Return the entries in full, exactly as written.

----

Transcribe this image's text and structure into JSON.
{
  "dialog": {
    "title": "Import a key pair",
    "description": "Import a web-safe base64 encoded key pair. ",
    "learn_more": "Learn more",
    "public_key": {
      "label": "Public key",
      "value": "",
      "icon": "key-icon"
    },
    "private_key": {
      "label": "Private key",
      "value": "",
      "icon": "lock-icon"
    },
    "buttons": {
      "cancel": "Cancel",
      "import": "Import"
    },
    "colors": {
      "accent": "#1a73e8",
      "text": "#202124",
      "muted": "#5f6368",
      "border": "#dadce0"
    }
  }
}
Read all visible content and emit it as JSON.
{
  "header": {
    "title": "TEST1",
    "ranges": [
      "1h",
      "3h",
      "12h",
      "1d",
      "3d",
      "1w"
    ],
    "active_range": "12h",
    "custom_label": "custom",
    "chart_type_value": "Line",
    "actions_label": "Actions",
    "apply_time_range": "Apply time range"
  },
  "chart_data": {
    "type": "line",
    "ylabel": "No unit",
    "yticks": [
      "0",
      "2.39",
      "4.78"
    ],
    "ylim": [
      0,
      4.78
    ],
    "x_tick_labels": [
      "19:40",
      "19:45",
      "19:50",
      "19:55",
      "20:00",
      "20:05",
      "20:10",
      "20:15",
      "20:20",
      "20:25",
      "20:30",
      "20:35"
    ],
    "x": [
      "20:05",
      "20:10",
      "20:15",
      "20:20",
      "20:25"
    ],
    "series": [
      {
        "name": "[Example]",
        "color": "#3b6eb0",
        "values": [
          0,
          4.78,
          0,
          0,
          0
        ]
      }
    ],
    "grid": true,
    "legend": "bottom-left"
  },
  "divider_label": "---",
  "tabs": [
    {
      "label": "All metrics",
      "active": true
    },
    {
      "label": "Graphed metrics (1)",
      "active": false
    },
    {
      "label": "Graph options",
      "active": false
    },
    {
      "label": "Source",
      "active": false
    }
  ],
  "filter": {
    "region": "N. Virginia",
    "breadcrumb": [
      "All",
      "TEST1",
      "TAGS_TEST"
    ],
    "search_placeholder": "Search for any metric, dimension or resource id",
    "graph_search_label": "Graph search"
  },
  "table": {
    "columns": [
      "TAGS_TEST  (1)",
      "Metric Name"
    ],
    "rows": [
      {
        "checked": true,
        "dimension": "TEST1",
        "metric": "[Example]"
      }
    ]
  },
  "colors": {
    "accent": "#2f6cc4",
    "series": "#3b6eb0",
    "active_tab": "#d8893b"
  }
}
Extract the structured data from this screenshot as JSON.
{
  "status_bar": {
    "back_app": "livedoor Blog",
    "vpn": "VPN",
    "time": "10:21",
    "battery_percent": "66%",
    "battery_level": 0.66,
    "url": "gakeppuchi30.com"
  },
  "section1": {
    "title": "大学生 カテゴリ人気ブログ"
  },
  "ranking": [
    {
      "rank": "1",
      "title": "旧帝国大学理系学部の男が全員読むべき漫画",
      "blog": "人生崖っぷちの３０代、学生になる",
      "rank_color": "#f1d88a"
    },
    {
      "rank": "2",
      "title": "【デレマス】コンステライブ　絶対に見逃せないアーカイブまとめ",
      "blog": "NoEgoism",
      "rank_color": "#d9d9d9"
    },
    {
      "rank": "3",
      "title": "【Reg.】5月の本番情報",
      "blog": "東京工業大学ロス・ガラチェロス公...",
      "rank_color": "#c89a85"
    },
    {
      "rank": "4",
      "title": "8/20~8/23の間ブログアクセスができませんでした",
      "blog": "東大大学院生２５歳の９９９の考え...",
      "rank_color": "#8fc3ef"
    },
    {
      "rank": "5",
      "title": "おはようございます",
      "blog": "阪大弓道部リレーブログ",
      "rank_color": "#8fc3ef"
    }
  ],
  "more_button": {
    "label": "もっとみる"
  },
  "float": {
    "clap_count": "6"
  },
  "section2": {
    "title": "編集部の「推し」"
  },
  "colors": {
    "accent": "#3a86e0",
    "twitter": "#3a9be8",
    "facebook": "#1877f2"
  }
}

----

**OUTPUT FOR THIS EXERCISE**
Transcribe this image's text and structure into JSON.
{
  "dialog": {
    "title": "Import a key pair",
    "description": "Import a web-safe base64 encoded key pair. ",
    "learn_more": "Learn more",
    "public_key": {
      "label": "Public key",
      "value": "",
      "icon": "key-icon"
    },
    "private_key": {
      "label": "Private key",
      "value": "",
      "icon": "lock-icon"
    },
    "buttons": {
      "cancel": "Cancel",
      "import": "Import"
    },
    "colors": {
      "accent": "#1a73e8",
      "text": "#202124",
      "muted": "#5f6368",
      "border": "#dadce0"
    }
  }
}
Read all visible content and emit it as JSON.
{
  "header": {
    "title": "TEST1",
    "ranges": [
      "1h",
      "3h",
      "12h",
      "1d",
      "3d",
      "1w"
    ],
    "active_range": "12h",
    "custom_label": "custom",
    "chart_type_value": "Line",
    "actions_label": "Actions",
    "apply_time_range": "Apply time range"
  },
  "chart_data": {
    "type": "line",
    "ylabel": "No unit",
    "yticks": [
      "0",
      "2.39",
      "4.78"
    ],
    "ylim": [
      0,
      4.78
    ],
    "x_tick_labels": [
      "19:40",
      "19:45",
      "19:50",
      "19:55",
      "20:00",
      "20:05",
      "20:10",
      "20:15",
      "20:20",
      "20:25",
      "20:30",
      "20:35"
    ],
    "x": [
      "20:05",
      "20:10",
      "20:15",
      "20:20",
      "20:25"
    ],
    "series": [
      {
        "name": "[Example]",
        "color": "#3b6eb0",
        "values": [
          0,
          4.78,
          0,
          0,
          0
        ]
      }
    ],
    "grid": true,
    "legend": "bottom-left"
  },
  "divider_label": "---",
  "tabs": [
    {
      "label": "All metrics",
      "active": true
    },
    {
      "label": "Graphed metrics (1)",
      "active": false
    },
    {
      "label": "Graph options",
      "active": false
    },
    {
      "label": "Source",
      "active": false
    }
  ],
  "filter": {
    "region": "N. Virginia",
    "breadcrumb": [
      "All",
      "TEST1",
      "TAGS_TEST"
    ],
    "search_placeholder": "Search for any metric, dimension or resource id",
    "graph_search_label": "Graph search"
  },
  "table": {
    "columns": [
      "TAGS_TEST  (1)",
      "Metric Name"
    ],
    "rows": [
      {
        "checked": true,
        "dimension": "TEST1",
        "metric": "[Example]"
      }
    ]
  },
  "colors": {
    "accent": "#2f6cc4",
    "series": "#3b6eb0",
    "active_tab": "#d8893b"
  }
}
Extract the structured data from this screenshot as JSON.
{
  "status_bar": {
    "back_app": "livedoor Blog",
    "vpn": "VPN",
    "time": "10:21",
    "battery_percent": "66%",
    "battery_level": 0.66,
    "url": "gakeppuchi30.com"
  },
  "section1": {
    "title": "大学生 カテゴリ人気ブログ"
  },
  "ranking": [
    {
      "rank": "1",
      "title": "旧帝国大学理系学部の男が全員読むべき漫画",
      "blog": "人生崖っぷちの３０代、学生になる",
      "rank_color": "#f1d88a"
    },
    {
      "rank": "2",
      "title": "【デレマス】コンステライブ　絶対に見逃せないアーカイブまとめ",
      "blog": "NoEgoism",
      "rank_color": "#d9d9d9"
    },
    {
      "rank": "3",
      "title": "【Reg.】5月の本番情報",
      "blog": "東京工業大学ロス・ガラチェロス公...",
      "rank_color": "#c89a85"
    },
    {
      "rank": "4",
      "title": "8/20~8/23の間ブログアクセスができませんでした",
      "blog": "東大大学院生２５歳の９９９の考え...",
      "rank_color": "#8fc3ef"
    },
    {
      "rank": "5",
      "title": "おはようございます",
      "blog": "阪大弓道部リレーブログ",
      "rank_color": "#8fc3ef"
    }
  ],
  "more_button": {
    "label": "もっとみる"
  },
  "float": {
    "clap_count": "6"
  },
  "section2": {
    "title": "編集部の「推し」"
  },
  "colors": {
    "accent": "#3a86e0",
    "twitter": "#3a9be8",
    "facebook": "#1877f2"
  }
}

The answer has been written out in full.